**Directions for this task**
For the records below, report how many lines include the string "Group", leaving out everything except the number.

**Exercise material**

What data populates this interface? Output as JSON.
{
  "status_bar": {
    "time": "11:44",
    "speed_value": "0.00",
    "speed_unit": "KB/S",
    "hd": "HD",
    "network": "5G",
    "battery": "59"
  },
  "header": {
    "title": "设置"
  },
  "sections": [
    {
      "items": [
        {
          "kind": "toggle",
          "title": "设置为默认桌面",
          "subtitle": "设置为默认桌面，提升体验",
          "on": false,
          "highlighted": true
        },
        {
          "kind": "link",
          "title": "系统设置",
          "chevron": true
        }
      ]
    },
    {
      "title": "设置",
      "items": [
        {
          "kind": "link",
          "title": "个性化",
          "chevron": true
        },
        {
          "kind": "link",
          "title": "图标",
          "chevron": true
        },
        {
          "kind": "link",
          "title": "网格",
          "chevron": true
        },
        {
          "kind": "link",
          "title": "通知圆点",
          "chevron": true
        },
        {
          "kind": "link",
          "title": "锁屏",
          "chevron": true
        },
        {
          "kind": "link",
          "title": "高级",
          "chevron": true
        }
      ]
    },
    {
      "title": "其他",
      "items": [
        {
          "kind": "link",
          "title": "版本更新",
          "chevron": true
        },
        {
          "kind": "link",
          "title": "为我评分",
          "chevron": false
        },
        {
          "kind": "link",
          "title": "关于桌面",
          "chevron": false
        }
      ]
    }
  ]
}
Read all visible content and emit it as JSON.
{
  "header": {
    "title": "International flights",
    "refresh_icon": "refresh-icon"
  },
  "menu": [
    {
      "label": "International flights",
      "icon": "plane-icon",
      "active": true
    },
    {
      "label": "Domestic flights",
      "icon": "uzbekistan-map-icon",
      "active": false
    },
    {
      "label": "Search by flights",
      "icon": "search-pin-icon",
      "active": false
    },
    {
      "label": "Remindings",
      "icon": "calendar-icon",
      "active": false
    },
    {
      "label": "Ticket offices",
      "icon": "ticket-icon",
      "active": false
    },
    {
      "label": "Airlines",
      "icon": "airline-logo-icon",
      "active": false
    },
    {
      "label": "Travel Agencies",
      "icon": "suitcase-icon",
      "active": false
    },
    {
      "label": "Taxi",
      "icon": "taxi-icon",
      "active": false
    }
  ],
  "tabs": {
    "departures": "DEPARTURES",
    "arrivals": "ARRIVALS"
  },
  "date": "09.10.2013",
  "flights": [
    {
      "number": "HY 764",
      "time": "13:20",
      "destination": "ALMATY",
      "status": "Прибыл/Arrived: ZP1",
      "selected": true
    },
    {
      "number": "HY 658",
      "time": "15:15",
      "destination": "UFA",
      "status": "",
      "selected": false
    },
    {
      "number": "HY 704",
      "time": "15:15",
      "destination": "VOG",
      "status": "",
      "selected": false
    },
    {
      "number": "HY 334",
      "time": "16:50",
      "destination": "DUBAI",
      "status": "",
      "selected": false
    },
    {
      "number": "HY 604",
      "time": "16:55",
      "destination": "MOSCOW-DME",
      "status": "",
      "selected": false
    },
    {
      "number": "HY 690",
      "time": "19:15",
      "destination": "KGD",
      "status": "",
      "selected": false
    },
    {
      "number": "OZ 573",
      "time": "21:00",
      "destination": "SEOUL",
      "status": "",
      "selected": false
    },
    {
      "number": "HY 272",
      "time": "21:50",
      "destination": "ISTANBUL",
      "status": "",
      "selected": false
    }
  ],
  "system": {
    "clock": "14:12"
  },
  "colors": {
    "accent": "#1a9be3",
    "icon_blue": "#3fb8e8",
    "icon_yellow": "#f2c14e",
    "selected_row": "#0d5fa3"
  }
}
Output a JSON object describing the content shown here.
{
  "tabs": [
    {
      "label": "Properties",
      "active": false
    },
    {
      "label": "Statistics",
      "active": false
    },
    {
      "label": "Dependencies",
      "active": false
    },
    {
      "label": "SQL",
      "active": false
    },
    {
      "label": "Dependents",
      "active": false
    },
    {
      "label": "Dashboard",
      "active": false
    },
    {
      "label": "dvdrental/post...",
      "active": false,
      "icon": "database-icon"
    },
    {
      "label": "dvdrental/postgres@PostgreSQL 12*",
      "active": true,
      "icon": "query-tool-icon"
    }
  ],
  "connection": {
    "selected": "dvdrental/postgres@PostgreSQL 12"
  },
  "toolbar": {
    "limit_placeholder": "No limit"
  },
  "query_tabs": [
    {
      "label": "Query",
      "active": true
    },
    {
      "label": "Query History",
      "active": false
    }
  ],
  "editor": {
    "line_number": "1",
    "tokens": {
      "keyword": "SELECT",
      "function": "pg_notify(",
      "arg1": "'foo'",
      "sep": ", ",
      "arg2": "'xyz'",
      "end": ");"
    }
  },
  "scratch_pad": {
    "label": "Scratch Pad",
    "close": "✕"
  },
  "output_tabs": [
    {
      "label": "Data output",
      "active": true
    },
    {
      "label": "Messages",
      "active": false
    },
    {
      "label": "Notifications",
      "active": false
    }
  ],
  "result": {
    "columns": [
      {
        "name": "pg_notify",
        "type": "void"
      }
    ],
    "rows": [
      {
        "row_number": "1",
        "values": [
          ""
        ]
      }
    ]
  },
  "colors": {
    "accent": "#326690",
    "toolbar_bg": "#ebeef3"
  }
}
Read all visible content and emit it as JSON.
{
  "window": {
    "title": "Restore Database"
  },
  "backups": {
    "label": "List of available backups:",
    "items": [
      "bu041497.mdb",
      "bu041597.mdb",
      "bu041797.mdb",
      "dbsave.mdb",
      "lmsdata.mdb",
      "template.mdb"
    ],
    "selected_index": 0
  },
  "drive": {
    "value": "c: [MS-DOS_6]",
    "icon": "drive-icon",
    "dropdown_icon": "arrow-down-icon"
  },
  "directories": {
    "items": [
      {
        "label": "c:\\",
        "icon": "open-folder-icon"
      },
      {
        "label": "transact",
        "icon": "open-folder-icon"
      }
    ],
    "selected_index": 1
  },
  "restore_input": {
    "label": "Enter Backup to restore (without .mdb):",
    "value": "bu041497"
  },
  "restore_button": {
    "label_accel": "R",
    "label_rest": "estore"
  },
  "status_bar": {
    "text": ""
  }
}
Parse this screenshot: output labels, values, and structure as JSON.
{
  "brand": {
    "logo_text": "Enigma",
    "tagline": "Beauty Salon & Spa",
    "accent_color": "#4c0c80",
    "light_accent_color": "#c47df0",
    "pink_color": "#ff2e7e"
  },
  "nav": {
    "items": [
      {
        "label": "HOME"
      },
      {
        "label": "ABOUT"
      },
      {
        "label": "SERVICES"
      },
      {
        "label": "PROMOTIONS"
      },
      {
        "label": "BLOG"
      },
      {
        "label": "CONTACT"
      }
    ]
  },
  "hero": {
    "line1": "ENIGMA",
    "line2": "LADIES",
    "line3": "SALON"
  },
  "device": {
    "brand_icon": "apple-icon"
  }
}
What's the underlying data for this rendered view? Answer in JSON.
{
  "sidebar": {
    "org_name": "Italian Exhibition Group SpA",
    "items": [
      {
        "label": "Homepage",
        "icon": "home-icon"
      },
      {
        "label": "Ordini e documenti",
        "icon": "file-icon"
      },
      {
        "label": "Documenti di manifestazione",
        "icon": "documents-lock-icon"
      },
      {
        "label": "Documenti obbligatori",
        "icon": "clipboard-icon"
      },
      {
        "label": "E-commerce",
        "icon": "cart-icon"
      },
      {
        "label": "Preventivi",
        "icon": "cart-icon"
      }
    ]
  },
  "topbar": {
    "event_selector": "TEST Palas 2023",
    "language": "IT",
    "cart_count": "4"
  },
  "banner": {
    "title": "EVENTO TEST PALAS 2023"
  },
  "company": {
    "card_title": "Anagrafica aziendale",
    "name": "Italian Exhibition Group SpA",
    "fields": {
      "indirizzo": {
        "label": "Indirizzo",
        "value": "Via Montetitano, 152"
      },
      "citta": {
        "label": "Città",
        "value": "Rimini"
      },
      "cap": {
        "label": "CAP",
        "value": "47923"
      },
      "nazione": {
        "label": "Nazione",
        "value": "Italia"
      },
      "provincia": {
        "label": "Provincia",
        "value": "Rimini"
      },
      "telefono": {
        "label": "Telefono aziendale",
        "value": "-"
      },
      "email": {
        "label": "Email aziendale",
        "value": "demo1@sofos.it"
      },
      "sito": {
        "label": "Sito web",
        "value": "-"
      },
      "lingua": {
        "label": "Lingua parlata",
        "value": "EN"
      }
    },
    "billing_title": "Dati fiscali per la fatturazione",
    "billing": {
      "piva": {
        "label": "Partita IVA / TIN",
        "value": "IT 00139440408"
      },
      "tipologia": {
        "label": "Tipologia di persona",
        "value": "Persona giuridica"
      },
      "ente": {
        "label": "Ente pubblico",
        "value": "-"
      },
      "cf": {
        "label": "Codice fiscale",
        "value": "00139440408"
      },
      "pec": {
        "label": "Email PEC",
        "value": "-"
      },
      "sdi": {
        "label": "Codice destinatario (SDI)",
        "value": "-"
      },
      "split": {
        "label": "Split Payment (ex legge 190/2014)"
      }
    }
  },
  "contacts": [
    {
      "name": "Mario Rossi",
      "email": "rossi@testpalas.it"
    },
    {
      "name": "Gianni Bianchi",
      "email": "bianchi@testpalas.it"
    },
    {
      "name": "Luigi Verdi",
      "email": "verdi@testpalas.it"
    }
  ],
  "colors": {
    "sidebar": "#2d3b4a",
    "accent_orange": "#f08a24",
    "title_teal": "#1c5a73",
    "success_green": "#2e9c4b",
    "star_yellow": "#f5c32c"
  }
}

**Finished exercise**
2